(PROVIDED INFORMATION begins)

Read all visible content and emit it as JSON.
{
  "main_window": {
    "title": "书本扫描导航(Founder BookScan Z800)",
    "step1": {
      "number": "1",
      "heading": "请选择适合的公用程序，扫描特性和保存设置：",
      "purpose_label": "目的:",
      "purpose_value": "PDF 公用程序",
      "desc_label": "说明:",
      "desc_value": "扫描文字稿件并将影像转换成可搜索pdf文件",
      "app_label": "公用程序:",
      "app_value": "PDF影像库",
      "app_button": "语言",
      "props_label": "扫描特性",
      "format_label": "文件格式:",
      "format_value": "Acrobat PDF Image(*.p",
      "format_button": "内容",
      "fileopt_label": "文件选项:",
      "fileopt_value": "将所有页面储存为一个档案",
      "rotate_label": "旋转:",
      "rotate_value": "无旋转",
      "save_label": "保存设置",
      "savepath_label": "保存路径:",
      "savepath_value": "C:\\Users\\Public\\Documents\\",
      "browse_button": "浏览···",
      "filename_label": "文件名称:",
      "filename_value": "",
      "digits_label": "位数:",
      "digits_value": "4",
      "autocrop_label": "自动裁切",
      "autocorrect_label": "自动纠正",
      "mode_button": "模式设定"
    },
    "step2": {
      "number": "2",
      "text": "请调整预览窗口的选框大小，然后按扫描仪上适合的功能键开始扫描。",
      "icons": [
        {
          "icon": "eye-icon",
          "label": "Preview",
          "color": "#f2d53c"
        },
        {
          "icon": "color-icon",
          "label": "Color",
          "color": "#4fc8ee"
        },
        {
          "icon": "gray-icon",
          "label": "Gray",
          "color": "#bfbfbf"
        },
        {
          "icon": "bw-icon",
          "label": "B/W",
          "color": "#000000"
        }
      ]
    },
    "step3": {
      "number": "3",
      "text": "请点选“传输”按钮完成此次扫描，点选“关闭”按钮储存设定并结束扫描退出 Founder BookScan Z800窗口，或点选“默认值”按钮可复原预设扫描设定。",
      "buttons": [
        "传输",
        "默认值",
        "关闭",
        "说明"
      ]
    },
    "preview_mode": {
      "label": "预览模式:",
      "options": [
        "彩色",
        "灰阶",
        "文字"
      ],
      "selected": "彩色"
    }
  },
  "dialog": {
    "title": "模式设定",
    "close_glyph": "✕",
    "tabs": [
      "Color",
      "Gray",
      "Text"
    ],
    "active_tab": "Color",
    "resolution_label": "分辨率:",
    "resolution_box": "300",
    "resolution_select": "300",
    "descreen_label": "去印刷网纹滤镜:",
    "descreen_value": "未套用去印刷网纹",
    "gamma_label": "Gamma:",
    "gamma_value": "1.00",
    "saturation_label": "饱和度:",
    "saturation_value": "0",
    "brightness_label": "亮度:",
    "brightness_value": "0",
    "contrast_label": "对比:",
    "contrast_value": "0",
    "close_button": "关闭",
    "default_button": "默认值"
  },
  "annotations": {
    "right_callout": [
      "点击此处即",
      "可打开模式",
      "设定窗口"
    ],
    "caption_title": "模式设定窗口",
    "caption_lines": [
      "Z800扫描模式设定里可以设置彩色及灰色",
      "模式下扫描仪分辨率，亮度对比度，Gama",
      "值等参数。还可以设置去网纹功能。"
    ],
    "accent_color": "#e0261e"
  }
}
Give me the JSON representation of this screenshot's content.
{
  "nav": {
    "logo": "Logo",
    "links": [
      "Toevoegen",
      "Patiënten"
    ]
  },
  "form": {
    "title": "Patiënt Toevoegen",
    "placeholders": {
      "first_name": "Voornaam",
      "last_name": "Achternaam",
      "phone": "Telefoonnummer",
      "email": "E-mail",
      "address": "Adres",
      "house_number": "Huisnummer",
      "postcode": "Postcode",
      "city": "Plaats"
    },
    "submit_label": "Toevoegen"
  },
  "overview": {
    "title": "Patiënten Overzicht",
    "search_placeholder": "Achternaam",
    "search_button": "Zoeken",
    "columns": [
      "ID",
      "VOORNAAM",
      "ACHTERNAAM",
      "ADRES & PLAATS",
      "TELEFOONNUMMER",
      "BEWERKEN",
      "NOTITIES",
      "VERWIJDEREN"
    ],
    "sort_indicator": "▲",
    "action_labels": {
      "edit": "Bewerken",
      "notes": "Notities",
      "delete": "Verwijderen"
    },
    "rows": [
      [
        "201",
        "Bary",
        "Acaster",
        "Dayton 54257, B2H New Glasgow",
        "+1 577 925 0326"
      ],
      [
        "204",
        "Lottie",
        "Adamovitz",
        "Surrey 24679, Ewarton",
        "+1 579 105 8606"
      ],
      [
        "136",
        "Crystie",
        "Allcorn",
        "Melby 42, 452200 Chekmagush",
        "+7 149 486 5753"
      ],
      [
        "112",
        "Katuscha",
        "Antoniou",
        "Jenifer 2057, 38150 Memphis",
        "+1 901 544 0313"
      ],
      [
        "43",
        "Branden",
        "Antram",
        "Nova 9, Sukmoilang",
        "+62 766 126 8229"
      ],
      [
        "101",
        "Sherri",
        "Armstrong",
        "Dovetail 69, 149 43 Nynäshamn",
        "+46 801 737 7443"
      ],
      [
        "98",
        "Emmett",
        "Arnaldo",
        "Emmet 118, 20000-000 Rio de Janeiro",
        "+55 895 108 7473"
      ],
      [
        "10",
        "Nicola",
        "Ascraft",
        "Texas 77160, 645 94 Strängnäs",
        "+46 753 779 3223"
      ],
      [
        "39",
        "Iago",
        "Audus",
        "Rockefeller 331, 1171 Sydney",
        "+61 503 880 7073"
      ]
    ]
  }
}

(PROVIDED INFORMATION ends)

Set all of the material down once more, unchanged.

Read all visible content and emit it as JSON.
{
  "main_window": {
    "title": "书本扫描导航(Founder BookScan Z800)",
    "step1": {
      "number": "1",
      "heading": "请选择适合的公用程序，扫描特性和保存设置：",
      "purpose_label": "目的:",
      "purpose_value": "PDF 公用程序",
      "desc_label": "说明:",
      "desc_value": "扫描文字稿件并将影像转换成可搜索pdf文件",
      "app_label": "公用程序:",
      "app_value": "PDF影像库",
      "app_button": "语言",
      "props_label": "扫描特性",
      "format_label": "文件格式:",
      "format_value": "Acrobat PDF Image(*.p",
      "format_button": "内容",
      "fileopt_label": "文件选项:",
      "fileopt_value": "将所有页面储存为一个档案",
      "rotate_label": "旋转:",
      "rotate_value": "无旋转",
      "save_label": "保存设置",
      "savepath_label": "保存路径:",
      "savepath_value": "C:\\Users\\Public\\Documents\\",
      "browse_button": "浏览···",
      "filename_label": "文件名称:",
      "filename_value": "",
      "digits_label": "位数:",
      "digits_value": "4",
      "autocrop_label": "自动裁切",
      "autocorrect_label": "自动纠正",
      "mode_button": "模式设定"
    },
    "step2": {
      "number": "2",
      "text": "请调整预览窗口的选框大小，然后按扫描仪上适合的功能键开始扫描。",
      "icons": [
        {
          "icon": "eye-icon",
          "label": "Preview",
          "color": "#f2d53c"
        },
        {
          "icon": "color-icon",
          "label": "Color",
          "color": "#4fc8ee"
        },
        {
          "icon": "gray-icon",
          "label": "Gray",
          "color": "#bfbfbf"
        },
        {
          "icon": "bw-icon",
          "label": "B/W",
          "color": "#000000"
        }
      ]
    },
    "step3": {
      "number": "3",
      "text": "请点选“传输”按钮完成此次扫描，点选“关闭”按钮储存设定并结束扫描退出 Founder BookScan Z800窗口，或点选“默认值”按钮可复原预设扫描设定。",
      "buttons": [
        "传输",
        "默认值",
        "关闭",
        "说明"
      ]
    },
    "preview_mode": {
      "label": "预览模式:",
      "options": [
        "彩色",
        "灰阶",
        "文字"
      ],
      "selected": "彩色"
    }
  },
  "dialog": {
    "title": "模式设定",
    "close_glyph": "✕",
    "tabs": [
      "Color",
      "Gray",
      "Text"
    ],
    "active_tab": "Color",
    "resolution_label": "分辨率:",
    "resolution_box": "300",
    "resolution_select": "300",
    "descreen_label": "去印刷网纹滤镜:",
    "descreen_value": "未套用去印刷网纹",
    "gamma_label": "Gamma:",
    "gamma_value": "1.00",
    "saturation_label": "饱和度:",
    "saturation_value": "0",
    "brightness_label": "亮度:",
    "brightness_value": "0",
    "contrast_label": "对比:",
    "contrast_value": "0",
    "close_button": "关闭",
    "default_button": "默认值"
  },
  "annotations": {
    "right_callout": [
      "点击此处即",
      "可打开模式",
      "设定窗口"
    ],
    "caption_title": "模式设定窗口",
    "caption_lines": [
      "Z800扫描模式设定里可以设置彩色及灰色",
      "模式下扫描仪分辨率，亮度对比度，Gama",
      "值等参数。还可以设置去网纹功能。"
    ],
    "accent_color": "#e0261e"
  }
}
Give me the JSON representation of this screenshot's content.
{
  "nav": {
    "logo": "Logo",
    "links": [
      "Toevoegen",
      "Patiënten"
    ]
  },
  "form": {
    "title": "Patiënt Toevoegen",
    "placeholders": {
      "first_name": "Voornaam",
      "last_name": "Achternaam",
      "phone": "Telefoonnummer",
      "email": "E-mail",
      "address": "Adres",
      "house_number": "Huisnummer",
      "postcode": "Postcode",
      "city": "Plaats"
    },
    "submit_label": "Toevoegen"
  },
  "overview": {
    "title": "Patiënten Overzicht",
    "search_placeholder": "Achternaam",
    "search_button": "Zoeken",
    "columns": [
      "ID",
      "VOORNAAM",
      "ACHTERNAAM",
      "ADRES & PLAATS",
      "TELEFOONNUMMER",
      "BEWERKEN",
      "NOTITIES",
      "VERWIJDEREN"
    ],
    "sort_indicator": "▲",
    "action_labels": {
      "edit": "Bewerken",
      "notes": "Notities",
      "delete": "Verwijderen"
    },
    "rows": [
      [
        "201",
        "Bary",
        "Acaster",
        "Dayton 54257, B2H New Glasgow",
        "+1 577 925 0326"
      ],
      [
        "204",
        "Lottie",
        "Adamovitz",
        "Surrey 24679, Ewarton",
        "+1 579 105 8606"
      ],
      [
        "136",
        "Crystie",
        "Allcorn",
        "Melby 42, 452200 Chekmagush",
        "+7 149 486 5753"
      ],
      [
        "112",
        "Katuscha",
        "Antoniou",
        "Jenifer 2057, 38150 Memphis",
        "+1 901 544 0313"
      ],
      [
        "43",
        "Branden",
        "Antram",
        "Nova 9, Sukmoilang",
        "+62 766 126 8229"
      ],
      [
        "101",
        "Sherri",
        "Armstrong",
        "Dovetail 69, 149 43 Nynäshamn",
        "+46 801 737 7443"
      ],
      [
        "98",
        "Emmett",
        "Arnaldo",
        "Emmet 118, 20000-000 Rio de Janeiro",
        "+55 895 108 7473"
      ],
      [
        "10",
        "Nicola",
        "Ascraft",
        "Texas 77160, 645 94 Strängnäs",
        "+46 753 779 3223"
      ],
      [
        "39",
        "Iago",
        "Audus",
        "Rockefeller 331, 1171 Sydney",
        "+61 503 880 7073"
      ]
    ]
  }
}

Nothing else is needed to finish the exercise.